• [Provided information]:
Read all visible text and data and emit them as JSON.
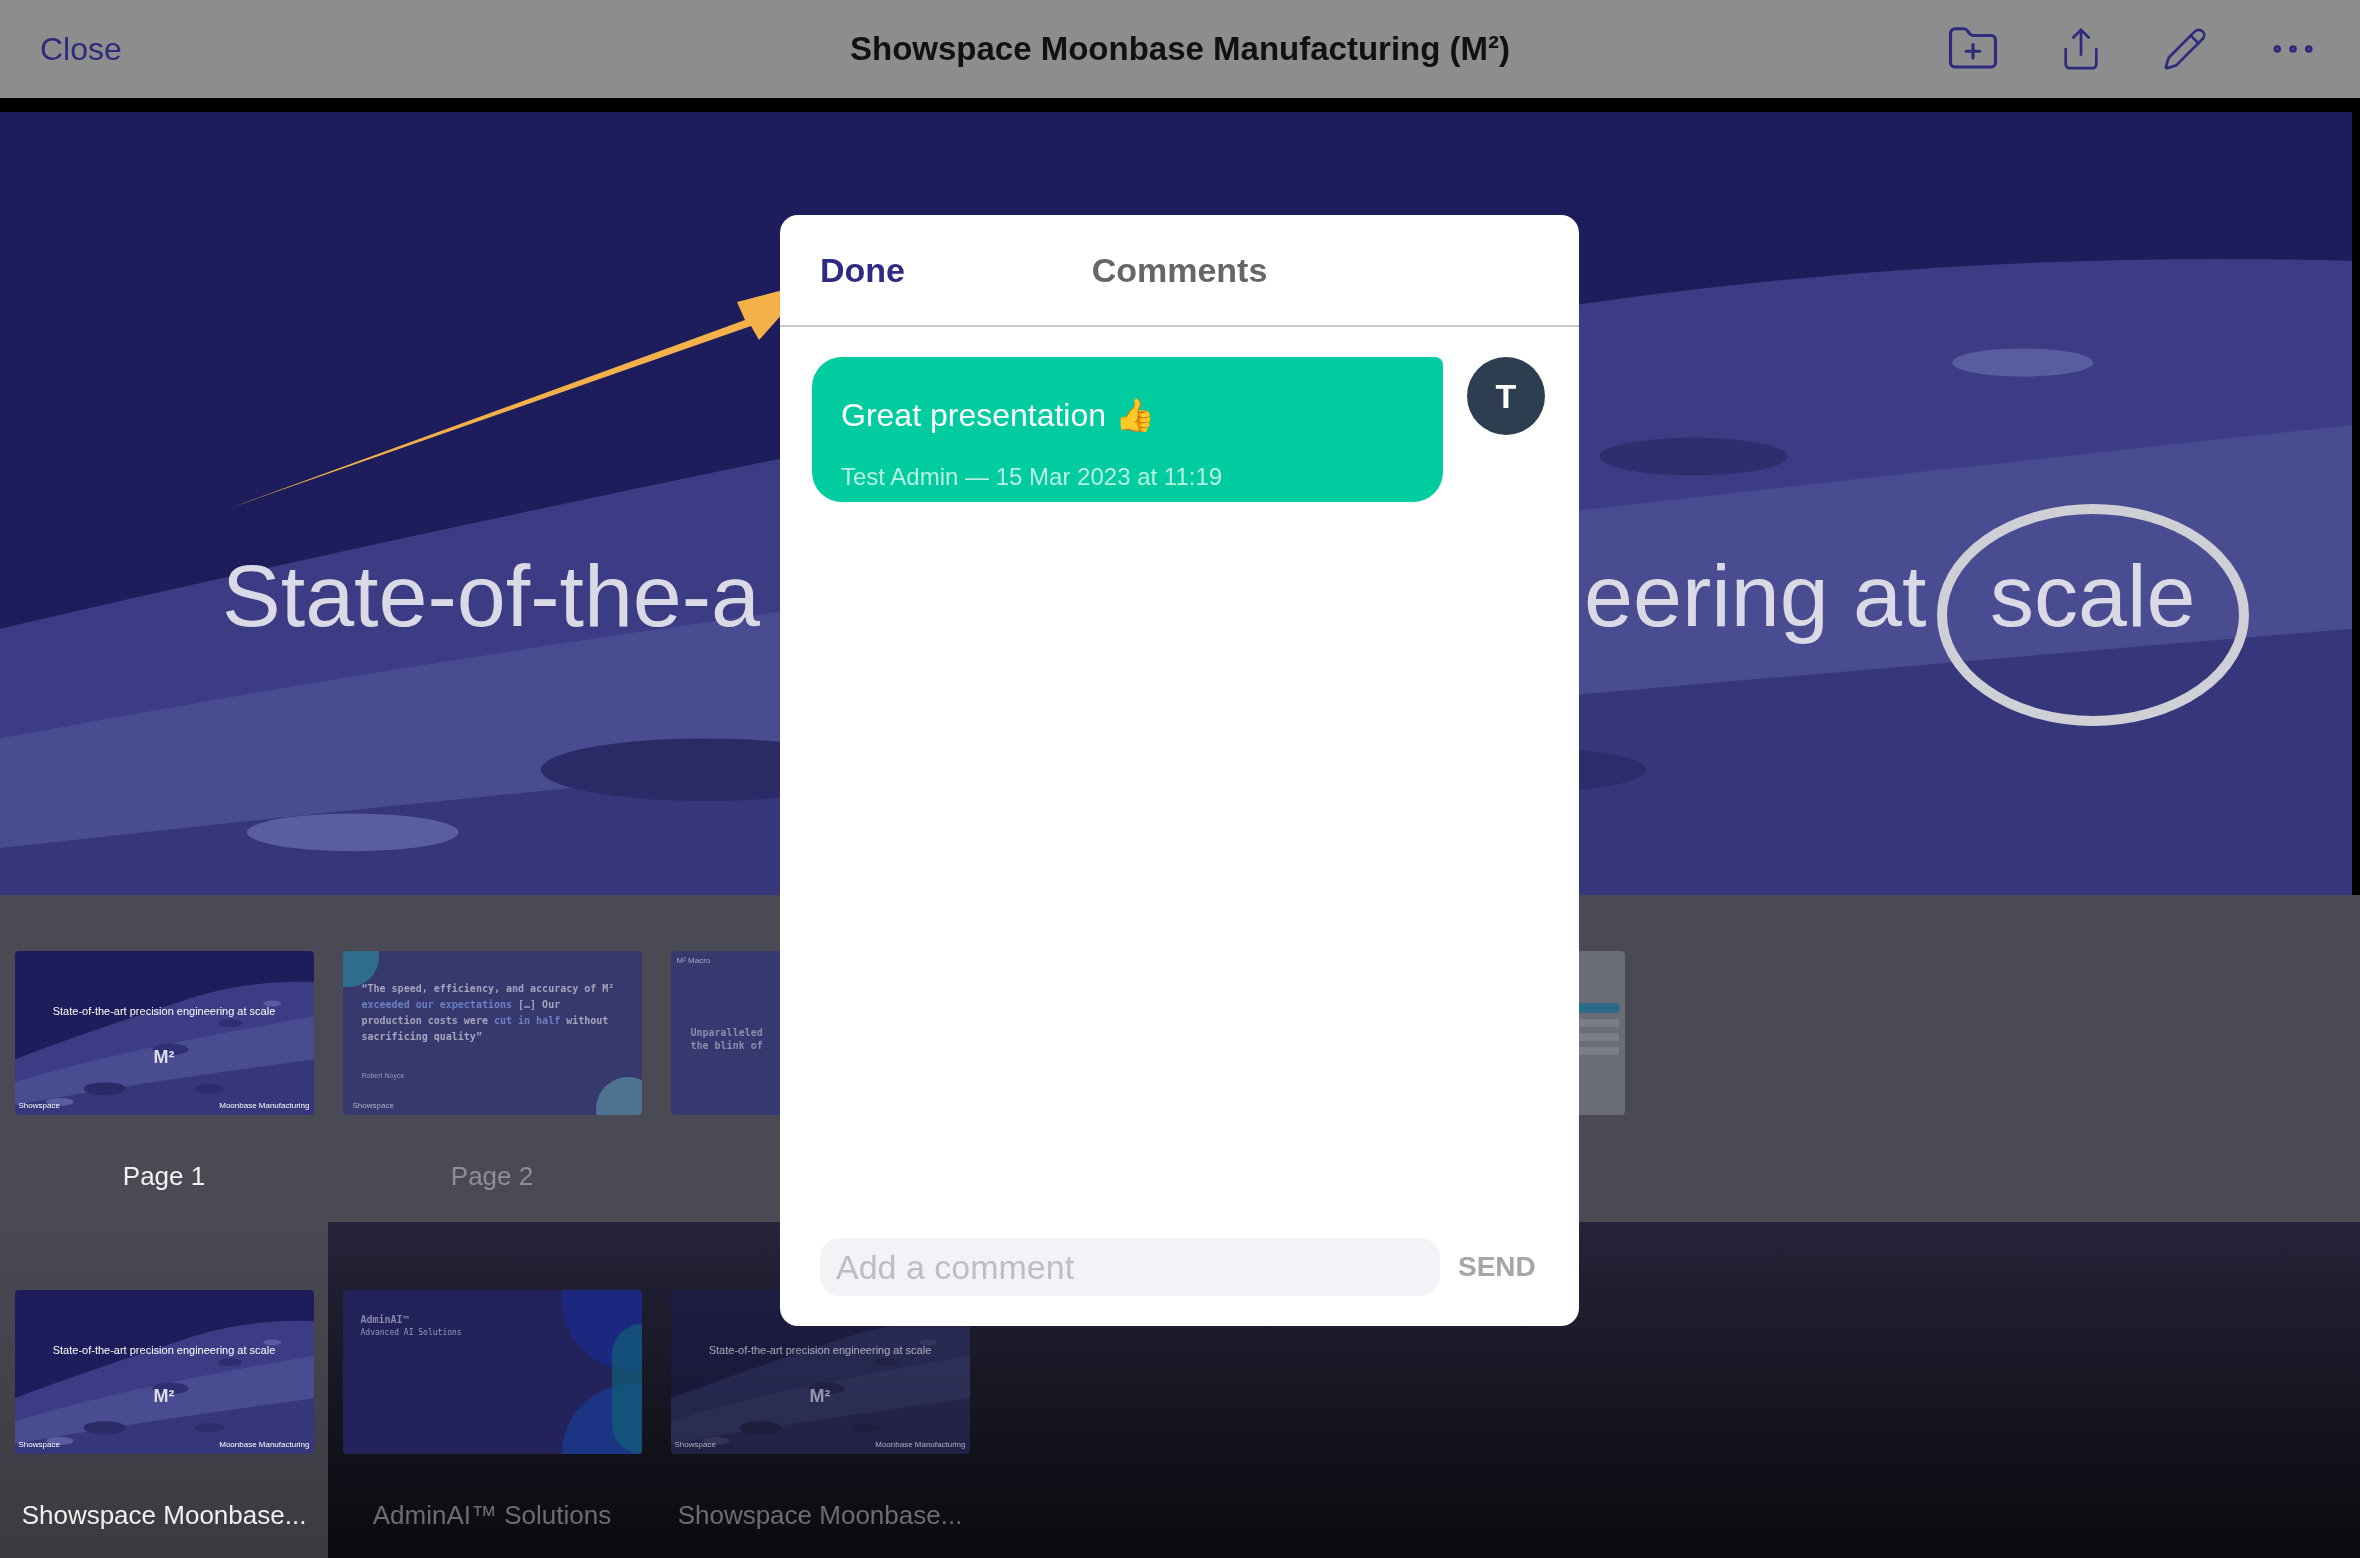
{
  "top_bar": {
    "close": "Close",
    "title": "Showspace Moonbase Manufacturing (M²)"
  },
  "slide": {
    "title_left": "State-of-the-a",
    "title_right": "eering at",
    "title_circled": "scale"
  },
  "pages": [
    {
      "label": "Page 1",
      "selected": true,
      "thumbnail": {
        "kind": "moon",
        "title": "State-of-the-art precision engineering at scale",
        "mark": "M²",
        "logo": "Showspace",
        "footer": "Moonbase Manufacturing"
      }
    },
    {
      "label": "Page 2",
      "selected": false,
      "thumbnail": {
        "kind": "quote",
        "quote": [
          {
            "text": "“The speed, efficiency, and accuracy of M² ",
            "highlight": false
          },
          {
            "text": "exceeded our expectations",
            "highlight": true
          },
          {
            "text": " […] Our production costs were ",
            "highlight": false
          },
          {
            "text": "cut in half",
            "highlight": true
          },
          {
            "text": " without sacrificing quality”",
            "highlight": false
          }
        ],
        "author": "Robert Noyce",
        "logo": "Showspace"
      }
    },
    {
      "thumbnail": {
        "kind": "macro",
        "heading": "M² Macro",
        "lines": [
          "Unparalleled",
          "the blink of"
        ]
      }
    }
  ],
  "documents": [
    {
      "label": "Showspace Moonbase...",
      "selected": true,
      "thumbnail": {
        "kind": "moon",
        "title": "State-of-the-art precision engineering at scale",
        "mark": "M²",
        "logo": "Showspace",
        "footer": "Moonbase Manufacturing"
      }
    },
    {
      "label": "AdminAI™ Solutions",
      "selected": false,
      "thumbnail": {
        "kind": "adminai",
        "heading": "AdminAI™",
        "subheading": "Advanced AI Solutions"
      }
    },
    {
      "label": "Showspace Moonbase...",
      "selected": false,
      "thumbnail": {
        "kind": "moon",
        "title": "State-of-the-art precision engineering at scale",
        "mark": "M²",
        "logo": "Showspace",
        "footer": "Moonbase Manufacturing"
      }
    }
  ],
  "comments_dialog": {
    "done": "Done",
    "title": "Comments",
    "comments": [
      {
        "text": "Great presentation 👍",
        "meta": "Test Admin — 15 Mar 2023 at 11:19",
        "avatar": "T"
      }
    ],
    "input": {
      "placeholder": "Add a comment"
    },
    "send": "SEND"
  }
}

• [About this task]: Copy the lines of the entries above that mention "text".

• [Written reply]:
Read all visible text and data and emit them as JSON.
            "text": "“The speed, efficiency, and accuracy of M² ",
            "text": "exceeded our expectations",
            "text": " […] Our production costs were ",
            "text": "cut in half",
            "text": " without sacrificing quality”",
        "text": "Great presentation 👍",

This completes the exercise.